Collection entries
=-=-=-=-=
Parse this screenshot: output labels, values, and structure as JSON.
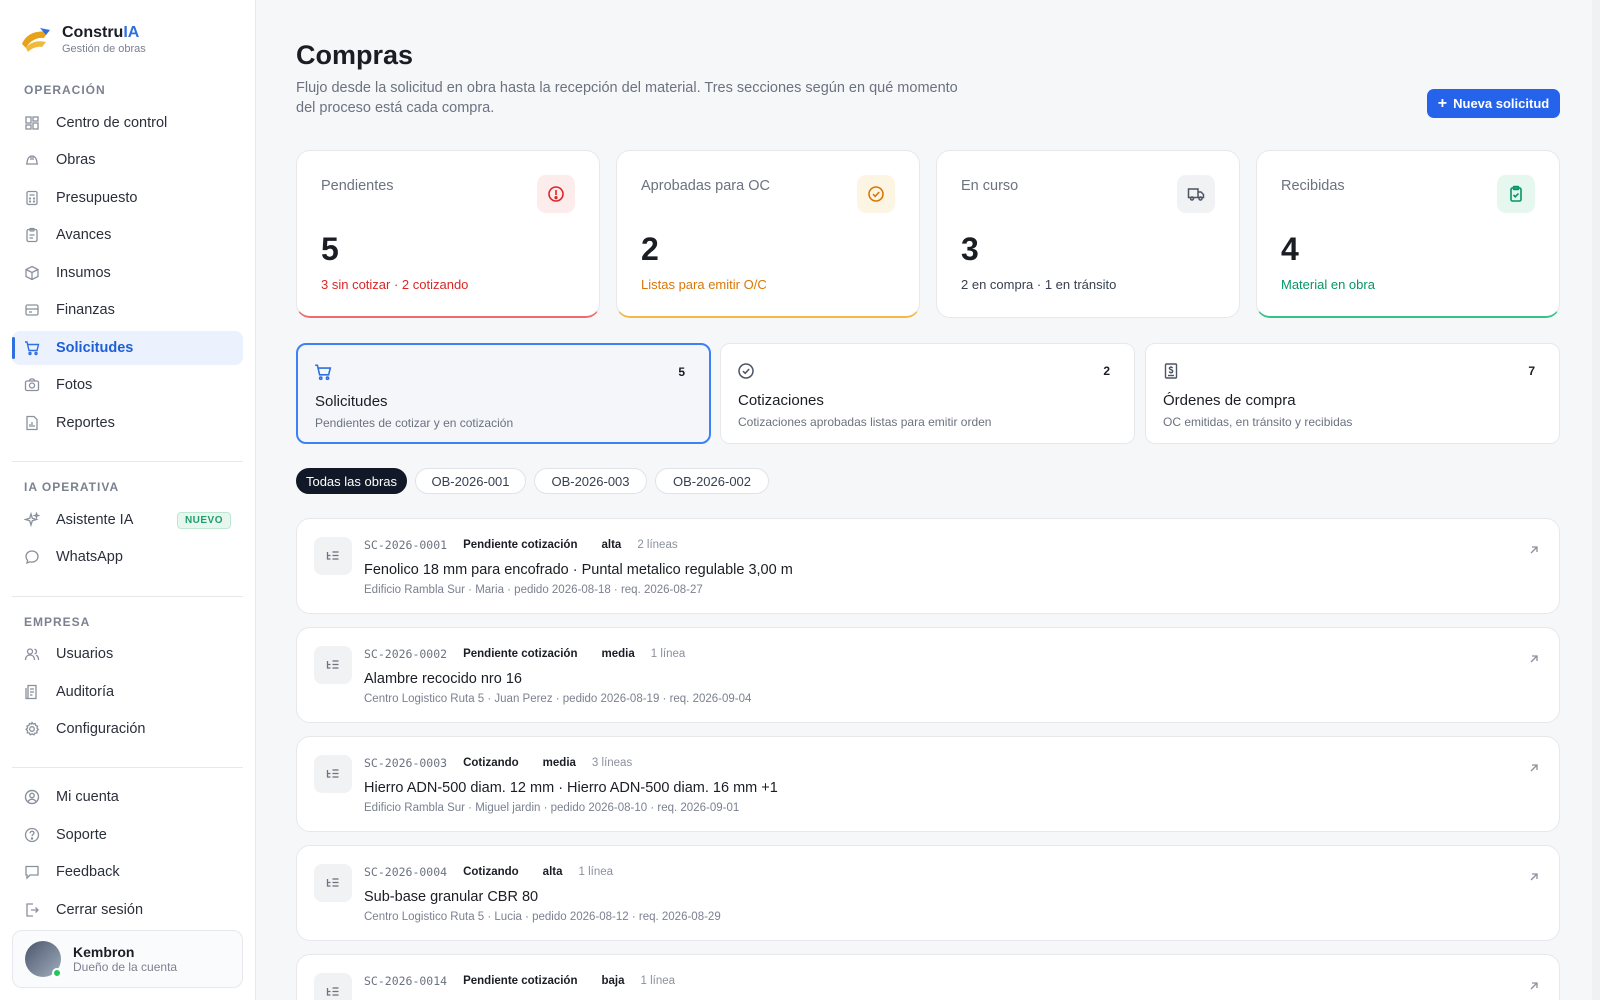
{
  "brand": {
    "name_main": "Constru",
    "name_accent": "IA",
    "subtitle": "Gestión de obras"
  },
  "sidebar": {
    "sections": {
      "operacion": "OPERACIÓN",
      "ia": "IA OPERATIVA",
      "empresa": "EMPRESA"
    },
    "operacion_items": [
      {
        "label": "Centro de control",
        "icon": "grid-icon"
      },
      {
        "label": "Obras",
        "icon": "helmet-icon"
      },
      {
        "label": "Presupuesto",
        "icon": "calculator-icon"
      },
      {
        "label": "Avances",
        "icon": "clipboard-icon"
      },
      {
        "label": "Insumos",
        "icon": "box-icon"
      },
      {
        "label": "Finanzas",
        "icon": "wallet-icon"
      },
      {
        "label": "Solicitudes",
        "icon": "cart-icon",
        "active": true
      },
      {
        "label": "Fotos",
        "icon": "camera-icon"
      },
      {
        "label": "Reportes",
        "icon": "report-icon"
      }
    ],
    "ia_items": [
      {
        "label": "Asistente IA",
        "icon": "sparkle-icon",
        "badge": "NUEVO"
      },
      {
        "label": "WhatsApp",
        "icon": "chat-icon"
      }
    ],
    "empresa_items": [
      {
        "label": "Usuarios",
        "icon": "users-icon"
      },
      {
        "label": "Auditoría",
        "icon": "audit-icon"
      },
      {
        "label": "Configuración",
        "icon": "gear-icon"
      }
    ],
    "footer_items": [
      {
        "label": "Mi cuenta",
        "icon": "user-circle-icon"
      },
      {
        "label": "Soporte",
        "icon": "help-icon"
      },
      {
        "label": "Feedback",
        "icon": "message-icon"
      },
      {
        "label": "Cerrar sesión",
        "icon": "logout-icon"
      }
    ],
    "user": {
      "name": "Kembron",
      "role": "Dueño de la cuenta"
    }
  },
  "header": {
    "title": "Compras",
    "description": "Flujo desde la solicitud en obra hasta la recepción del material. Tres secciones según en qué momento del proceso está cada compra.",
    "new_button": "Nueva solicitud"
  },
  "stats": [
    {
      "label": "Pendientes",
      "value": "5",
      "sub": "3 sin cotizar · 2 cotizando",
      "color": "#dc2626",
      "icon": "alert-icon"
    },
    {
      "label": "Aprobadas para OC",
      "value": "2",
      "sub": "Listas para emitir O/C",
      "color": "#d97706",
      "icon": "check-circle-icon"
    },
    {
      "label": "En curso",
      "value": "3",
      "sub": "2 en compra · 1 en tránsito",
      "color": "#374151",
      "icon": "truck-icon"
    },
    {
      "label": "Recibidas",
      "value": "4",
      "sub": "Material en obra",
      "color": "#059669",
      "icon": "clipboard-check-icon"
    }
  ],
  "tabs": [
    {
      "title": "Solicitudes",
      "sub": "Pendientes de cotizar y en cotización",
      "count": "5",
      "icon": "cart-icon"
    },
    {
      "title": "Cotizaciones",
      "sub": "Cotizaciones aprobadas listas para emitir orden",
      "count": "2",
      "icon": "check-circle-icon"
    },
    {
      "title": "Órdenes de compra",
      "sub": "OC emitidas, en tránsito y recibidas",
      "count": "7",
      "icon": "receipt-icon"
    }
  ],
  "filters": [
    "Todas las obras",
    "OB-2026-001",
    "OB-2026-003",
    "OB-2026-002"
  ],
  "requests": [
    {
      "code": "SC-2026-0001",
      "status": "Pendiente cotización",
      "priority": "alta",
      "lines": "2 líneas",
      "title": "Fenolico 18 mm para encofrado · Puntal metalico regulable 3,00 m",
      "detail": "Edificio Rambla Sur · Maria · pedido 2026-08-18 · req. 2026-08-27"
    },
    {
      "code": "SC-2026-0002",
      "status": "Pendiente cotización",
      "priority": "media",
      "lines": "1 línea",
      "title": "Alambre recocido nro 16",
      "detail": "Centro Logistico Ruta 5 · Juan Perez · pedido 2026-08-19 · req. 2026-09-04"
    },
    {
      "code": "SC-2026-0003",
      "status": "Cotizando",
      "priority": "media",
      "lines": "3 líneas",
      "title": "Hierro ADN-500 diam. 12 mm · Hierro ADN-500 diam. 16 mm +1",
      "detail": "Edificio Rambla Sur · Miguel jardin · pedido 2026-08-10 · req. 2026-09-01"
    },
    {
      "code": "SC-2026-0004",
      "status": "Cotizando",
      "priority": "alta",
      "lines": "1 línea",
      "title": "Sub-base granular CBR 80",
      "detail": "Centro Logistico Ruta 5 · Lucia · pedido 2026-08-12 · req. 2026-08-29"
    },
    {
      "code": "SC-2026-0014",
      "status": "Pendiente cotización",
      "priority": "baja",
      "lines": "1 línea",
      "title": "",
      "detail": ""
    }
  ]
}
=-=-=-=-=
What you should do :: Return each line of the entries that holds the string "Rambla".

Result for this exercise ::
      "detail": "Edificio Rambla Sur · Maria · pedido 2026-08-18 · req. 2026-08-27"
      "detail": "Edificio Rambla Sur · Miguel jardin · pedido 2026-08-10 · req. 2026-09-01"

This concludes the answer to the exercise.